Paul Knight, partner and innovation champion at national law firm Mills & Reeve

There’s no question it’s been a turbulent decade for UK organisations and we’d be forgiven for assuming a level of cynicism and fatigue – what can the world throw at them next?

To maintain competitive advantage companies can’t afford to rest on their laurels, but this doesn’t mean that they are always ready to face more disruption head-on.

You could argue that medium-sized businesses are in a uniquely strong position to adapt to disruption. More often than not they have successfully navigated upheaval and they don’t tend to have the strict operational structures of corporates. This provides real room for manoeuvre. So what is holding them back and potentially stopping them from innovating and capitalising on their experience and flexibility?

 Innovation divides opinion. On one side are the disruption-ready, and on the other, the disruption-discouraged. In fact, these groups are fairly balanced. The latest Defying Gravity report has revealed:

  • 52% of mid-market leaders believe their company has the knowledge to react successfully and keep pace with disruptive innovation.
  • 48% believe they don’t.

Confident growth in a disruptive world

The Defying Gravity research has also revealed disruption-ready leaders are twice as likely as the disruption-discouraged to believe they will meet growth expectations, and nearly three times more likely to believe their leadership team have the capabilities to supercharge growth.

Whilst the idea of growing and scaling up can be exciting for some, it’s clear that others find it daunting. So what helps? Having a strong leadership team that is supported by a breadth of talent within the larger organisation stands any company in good stead for a successful future. It helps businesses to feel more able and more confident, nudging them into the disruption-ready category. The onus is on the leadership team to correctly enable each employee to produce their best work and support the business with their intelligence.
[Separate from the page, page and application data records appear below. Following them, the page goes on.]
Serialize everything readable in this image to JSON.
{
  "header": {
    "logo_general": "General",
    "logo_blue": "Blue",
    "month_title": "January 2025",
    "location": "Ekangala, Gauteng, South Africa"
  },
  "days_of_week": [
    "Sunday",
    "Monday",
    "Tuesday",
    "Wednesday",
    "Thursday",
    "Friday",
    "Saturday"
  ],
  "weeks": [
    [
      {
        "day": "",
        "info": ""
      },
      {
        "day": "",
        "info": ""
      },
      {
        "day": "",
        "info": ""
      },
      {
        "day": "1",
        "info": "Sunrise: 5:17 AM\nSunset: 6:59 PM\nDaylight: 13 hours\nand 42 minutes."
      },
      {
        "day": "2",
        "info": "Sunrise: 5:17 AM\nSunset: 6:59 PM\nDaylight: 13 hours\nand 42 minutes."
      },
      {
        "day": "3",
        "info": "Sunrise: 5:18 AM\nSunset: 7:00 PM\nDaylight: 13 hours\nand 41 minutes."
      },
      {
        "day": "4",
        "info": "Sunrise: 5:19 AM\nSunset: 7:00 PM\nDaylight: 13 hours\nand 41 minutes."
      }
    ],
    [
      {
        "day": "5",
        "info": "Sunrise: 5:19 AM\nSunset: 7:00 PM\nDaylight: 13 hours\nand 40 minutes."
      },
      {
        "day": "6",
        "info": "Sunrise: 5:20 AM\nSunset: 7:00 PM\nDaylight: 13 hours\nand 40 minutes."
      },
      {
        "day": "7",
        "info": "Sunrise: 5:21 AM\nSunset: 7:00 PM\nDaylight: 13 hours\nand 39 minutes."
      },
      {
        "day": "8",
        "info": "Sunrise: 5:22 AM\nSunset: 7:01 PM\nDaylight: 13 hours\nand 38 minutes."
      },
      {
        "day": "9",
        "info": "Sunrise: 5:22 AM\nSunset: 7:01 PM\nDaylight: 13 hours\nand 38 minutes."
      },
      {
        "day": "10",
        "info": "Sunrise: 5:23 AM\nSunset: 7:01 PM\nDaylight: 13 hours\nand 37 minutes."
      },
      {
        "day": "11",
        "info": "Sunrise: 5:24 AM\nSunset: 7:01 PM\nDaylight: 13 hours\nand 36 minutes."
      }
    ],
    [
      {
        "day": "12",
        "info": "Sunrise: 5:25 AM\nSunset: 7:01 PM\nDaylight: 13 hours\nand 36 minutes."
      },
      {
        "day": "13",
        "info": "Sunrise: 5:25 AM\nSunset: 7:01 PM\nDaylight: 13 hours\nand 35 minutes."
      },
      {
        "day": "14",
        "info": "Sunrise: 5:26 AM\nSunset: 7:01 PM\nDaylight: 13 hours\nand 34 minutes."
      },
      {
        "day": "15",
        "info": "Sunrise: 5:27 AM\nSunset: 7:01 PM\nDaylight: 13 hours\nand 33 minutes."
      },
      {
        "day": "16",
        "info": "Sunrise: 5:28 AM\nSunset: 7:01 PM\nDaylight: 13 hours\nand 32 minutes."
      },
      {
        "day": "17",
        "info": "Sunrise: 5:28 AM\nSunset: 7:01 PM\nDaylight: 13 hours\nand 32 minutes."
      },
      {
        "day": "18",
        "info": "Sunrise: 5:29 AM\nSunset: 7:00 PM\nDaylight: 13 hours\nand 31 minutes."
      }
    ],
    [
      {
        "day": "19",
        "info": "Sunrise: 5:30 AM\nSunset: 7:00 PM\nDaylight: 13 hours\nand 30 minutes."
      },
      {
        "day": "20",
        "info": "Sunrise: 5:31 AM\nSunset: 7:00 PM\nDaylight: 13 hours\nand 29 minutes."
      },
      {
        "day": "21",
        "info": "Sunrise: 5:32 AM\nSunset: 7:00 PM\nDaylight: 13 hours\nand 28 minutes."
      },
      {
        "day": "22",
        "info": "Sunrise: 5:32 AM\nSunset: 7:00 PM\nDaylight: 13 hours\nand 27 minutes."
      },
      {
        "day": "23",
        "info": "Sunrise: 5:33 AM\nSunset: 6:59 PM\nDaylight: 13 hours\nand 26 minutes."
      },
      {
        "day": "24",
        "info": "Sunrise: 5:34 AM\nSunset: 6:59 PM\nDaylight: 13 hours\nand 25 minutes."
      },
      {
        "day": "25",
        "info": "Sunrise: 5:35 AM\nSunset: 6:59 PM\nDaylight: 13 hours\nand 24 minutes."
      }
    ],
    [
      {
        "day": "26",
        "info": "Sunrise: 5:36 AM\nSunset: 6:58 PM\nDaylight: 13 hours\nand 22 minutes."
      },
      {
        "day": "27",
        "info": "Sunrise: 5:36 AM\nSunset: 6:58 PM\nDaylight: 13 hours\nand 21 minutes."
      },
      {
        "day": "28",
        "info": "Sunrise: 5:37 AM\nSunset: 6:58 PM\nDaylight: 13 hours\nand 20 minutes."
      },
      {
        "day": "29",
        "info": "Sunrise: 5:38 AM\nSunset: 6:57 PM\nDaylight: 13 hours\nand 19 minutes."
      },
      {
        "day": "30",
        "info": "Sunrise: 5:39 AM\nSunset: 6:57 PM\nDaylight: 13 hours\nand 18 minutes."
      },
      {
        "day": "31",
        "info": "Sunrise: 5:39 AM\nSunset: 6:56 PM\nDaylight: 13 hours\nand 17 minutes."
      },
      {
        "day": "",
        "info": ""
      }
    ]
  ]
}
And it is often the employees in the wider team that come up with the best, yet unexpected ideas.

Disruption-ready leaders are better positioned to put this into practice as they tend to have more confidence within their current team. Three quarters of them think that their business has the talent and skills to supercharge growth.

Economic environment

Two of the key factors impacting the economic environment, that can’t be ignored, include the ongoing political uncertainty around Brexit, and the technological advancements that are moving at an increasingly fast rate.

In preparation for Brexit:

  • Seven in ten disruption-discouraged leaders are reducing their growth targets.
  • Three in five are reducing their investments.
  • Two thirds are postponing acquisition plans.

For the disruption-ready businesses, it’s a much more positive outlook as they suggest that Brexit isn’t holding back new business plans, at all.

There are steps, however, that business leaders can take to prepare in advance of a downturn. These include

  1. Going back to basics and looking after your cash flow.
  2. Focusing on the workforce to encourage collaboration.
  3. Investing in innovation.
  4. Re-evaluating your business model to take advantage of new conditions.

Boosting finance 

As we know finance has a strong role to play in the disruption equation. It has been shown that businesses that are ready for disruption are not scared to invest, but are equally not reliant on it for growth. It’s a fine balance to get right.

There is however a fear of not being able to find finance, particularly with the disruption-discouraged businesses. They are more than twice as likely to have experienced difficulties in raising long term finance, so perhaps it is no surprise that they tend to be far less confident in their ability to find the finance to support their growth.

Some leaders may look at how fast other companies are innovating and start injecting cash into operations, but without any real plan for what to do with it. But business leaders need to be wary of trying to copy competitors. The key is to be imaginative and flexible about the finance options that are available and keep a close eye on cash flow to prevent any future troubles. Additionally, leaders should be encouraged to look for finance now to make sure they don’t miss their window of opportunity. Three quarters of disruption-discouraged businesses believe they would have grown their business faster if they had invested in growth, considered taking out loans or seeking private equity investment.

Navigating disruption 

New challenges and opportunities will be faced no matter which side of the disruption fence leaders sit. However there are certain steps to follow to ensure the wave of change doesn’t drown the business.

Encourage your workforce to innovate and collaborate as they will fuel ideas and move the business towards new opportunities. It’s no secret that people may be sensitive to change, particularly in these uncertain economic times. So acknowledge the pressures and work as a team to push past them. This will also benefit customers in the long run.

Seek internal and external feedback. The responses could help you look at products and processes differently in order to innovate where required, enabling you to be one step ahead of the competition.

Whether business leaders are disruption-ready or disruption-discouraged, the future is uncertain and unfortunately there isn’t a one-size-fits-all approach. Make smart business decisions and the future will be bright.